Surely it is not by happenstance, too, that at the same time Los Angeles was falling in love with automobility and building a new street grid to speed its movement across the land, it was also constructing of a complex system of pipes, dams, tunnels, and channels to rush water into the community's many new orchards, factories, and parks, its sinks, bathtubs, and greenswards.
However giddy were the aqueduct's prospects and realities, its development was not contest free. Many residents of the Owens River fought long and hard against the transfer of their water resources by means peaceful and violent. Through open appeals to the state and nation, they sought redress for what they knew to be a "Valley of Broken Hearts," pleas that fell on deaf ears in Sacramento and Washington, D.C.
Sharing Owens Valley activists' critique of L.A.'s water grab were folks living to the city's immediate east. They were convinced that local watersheds can and should be managed locally -- and sustainably. Making clever use of Southern California's geology, particularly the alluvial washes that swept out of the canyons of the San Gabriel Mountains, organizations such as the Pomona Valley Protective Association maintained these fans as open space. Winter rains and runoff would then filter into this gravely soil, replenishing the aquifers buried below; these basins "resembled very much the ordinary restaurant dinner plate with separate receptacles for different foods," one contemporary observed, and he believed they offered the region its best hope for survival.
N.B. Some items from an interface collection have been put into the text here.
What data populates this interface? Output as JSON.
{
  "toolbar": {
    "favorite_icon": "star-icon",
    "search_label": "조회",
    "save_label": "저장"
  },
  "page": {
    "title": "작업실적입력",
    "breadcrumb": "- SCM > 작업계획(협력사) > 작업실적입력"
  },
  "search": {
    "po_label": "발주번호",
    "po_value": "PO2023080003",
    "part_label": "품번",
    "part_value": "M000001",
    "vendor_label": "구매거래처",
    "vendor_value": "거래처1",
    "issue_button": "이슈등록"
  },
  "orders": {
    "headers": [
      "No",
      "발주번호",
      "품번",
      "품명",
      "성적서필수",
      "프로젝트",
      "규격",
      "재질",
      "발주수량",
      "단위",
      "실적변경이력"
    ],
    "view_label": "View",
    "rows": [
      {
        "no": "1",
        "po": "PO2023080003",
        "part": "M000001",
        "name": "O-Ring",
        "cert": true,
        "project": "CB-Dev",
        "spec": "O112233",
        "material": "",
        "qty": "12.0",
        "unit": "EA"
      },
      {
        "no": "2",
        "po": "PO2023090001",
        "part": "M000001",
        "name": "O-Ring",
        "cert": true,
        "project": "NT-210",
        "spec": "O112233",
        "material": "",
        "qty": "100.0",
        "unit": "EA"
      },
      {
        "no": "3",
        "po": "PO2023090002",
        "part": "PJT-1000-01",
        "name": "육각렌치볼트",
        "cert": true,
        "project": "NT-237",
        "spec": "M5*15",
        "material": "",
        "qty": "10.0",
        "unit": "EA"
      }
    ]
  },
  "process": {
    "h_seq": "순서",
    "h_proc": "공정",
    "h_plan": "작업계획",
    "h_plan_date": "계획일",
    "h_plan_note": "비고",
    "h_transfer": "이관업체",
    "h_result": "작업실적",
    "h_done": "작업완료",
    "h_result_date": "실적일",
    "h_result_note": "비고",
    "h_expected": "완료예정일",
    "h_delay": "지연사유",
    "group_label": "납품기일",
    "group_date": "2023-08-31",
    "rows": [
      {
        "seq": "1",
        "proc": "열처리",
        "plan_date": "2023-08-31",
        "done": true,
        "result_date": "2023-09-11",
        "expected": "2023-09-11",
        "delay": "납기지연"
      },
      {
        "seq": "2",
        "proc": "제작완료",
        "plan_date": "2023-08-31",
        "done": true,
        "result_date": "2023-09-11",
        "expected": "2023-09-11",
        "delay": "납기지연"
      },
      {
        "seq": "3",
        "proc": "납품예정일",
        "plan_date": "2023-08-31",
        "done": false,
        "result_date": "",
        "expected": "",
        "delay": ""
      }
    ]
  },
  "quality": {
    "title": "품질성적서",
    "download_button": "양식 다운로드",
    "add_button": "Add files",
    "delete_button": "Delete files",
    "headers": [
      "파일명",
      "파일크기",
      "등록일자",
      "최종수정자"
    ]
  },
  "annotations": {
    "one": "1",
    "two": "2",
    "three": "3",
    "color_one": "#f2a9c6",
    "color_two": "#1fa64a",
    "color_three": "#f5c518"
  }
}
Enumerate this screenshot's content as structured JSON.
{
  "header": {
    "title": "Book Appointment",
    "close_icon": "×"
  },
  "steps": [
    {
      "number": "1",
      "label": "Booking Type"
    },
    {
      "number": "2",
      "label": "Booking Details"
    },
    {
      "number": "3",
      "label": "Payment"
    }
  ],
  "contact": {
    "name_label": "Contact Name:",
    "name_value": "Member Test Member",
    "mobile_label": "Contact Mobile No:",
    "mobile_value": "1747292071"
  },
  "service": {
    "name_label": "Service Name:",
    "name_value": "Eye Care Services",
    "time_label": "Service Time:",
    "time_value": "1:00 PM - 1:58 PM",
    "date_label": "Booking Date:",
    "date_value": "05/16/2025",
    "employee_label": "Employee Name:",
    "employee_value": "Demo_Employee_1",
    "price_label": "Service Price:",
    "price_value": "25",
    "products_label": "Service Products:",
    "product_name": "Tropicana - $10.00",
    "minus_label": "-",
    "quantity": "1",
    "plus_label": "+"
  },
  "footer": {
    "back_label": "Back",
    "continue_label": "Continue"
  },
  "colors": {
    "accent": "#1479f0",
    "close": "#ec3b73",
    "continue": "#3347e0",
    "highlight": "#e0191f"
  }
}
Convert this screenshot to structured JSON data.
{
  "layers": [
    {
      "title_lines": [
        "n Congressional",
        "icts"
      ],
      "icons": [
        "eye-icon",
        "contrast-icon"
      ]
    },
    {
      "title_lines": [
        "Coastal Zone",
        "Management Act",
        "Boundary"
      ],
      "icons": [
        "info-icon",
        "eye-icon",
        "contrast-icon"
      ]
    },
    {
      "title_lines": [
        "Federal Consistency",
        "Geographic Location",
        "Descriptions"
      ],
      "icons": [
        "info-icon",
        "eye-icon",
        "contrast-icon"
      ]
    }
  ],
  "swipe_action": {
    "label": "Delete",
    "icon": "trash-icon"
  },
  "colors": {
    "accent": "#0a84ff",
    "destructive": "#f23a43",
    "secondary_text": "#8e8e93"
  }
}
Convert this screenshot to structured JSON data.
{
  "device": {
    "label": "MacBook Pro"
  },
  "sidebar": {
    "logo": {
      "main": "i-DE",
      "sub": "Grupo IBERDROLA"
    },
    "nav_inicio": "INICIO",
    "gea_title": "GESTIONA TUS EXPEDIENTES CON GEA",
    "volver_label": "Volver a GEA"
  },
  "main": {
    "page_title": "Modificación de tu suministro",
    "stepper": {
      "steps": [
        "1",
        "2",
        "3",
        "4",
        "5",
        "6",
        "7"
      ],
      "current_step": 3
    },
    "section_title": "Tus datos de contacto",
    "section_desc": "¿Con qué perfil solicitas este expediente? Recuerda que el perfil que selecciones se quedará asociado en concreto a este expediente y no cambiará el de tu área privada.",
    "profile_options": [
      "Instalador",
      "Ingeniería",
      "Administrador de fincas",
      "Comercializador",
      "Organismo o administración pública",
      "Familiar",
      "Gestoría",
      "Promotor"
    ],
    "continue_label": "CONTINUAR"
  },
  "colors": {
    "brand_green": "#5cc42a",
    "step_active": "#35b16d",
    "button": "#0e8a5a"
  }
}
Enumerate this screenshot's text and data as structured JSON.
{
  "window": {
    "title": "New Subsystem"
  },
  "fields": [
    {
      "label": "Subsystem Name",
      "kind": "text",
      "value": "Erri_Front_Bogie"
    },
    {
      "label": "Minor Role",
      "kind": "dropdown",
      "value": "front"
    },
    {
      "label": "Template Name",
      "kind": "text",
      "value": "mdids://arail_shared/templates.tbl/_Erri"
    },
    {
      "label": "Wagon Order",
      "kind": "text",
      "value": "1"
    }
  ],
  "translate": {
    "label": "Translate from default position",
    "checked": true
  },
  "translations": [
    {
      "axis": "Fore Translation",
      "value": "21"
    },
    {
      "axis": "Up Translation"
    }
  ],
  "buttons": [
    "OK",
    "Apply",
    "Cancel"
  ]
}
Preferring human-built structures to natural cisterns, a choice in concert with their narrative of domination and control, Los Angeles' legion of promoters instead ratcheted up their commitment to concrete action. Certain that the aqueduct needed an additional reservoir to protect against the region's episodic droughts and ongoing sabotage of the aqueduct in the Owens Valley, in the early 1920s Mulholland, a self-taught engineer, helped design the St. Francis Dam in the San Francisquito Canyon in the Santa Clara River watershed north of the city.
Completed in 1926, it impounded an estimated 38,000 acre-feet water. Within hours of Mulholland certifying its structural integrity on March 12, 1928, the dam collapsed catastrophically, tragically in the middle of the night; it unleashed a killer surge of water that crashed down the canyon before blasting into the Santa Clara River. "It seems probable that the flood peak immediately below the dam exceeded half a million second-feet," a subsequent engineering report intoned, "and this, together with its occurrence in the darkness, and the suddenness and violence of the wave, was such that very few of the persons in the constricted valley below the dam escaped with their lives." More than 600 people perished that evening, many of their bodies were never found.
Although this horrific disaster destroyed Mulholland's reputation, it did not damage the citizenry's belief in his ambitious effort to import ever-larger amounts of water to slake the city's deepening thirst. Voters easily passed bond issues in support of the Colorado Aqueduct and the Mono Lake project, setting the stage for additional investments in the second half of the 20th-century, a legacy that has proved pivotal to the making of what is now the nation's second largest city.
That end, the aqueduct's original proponents would have asserted, justified their means.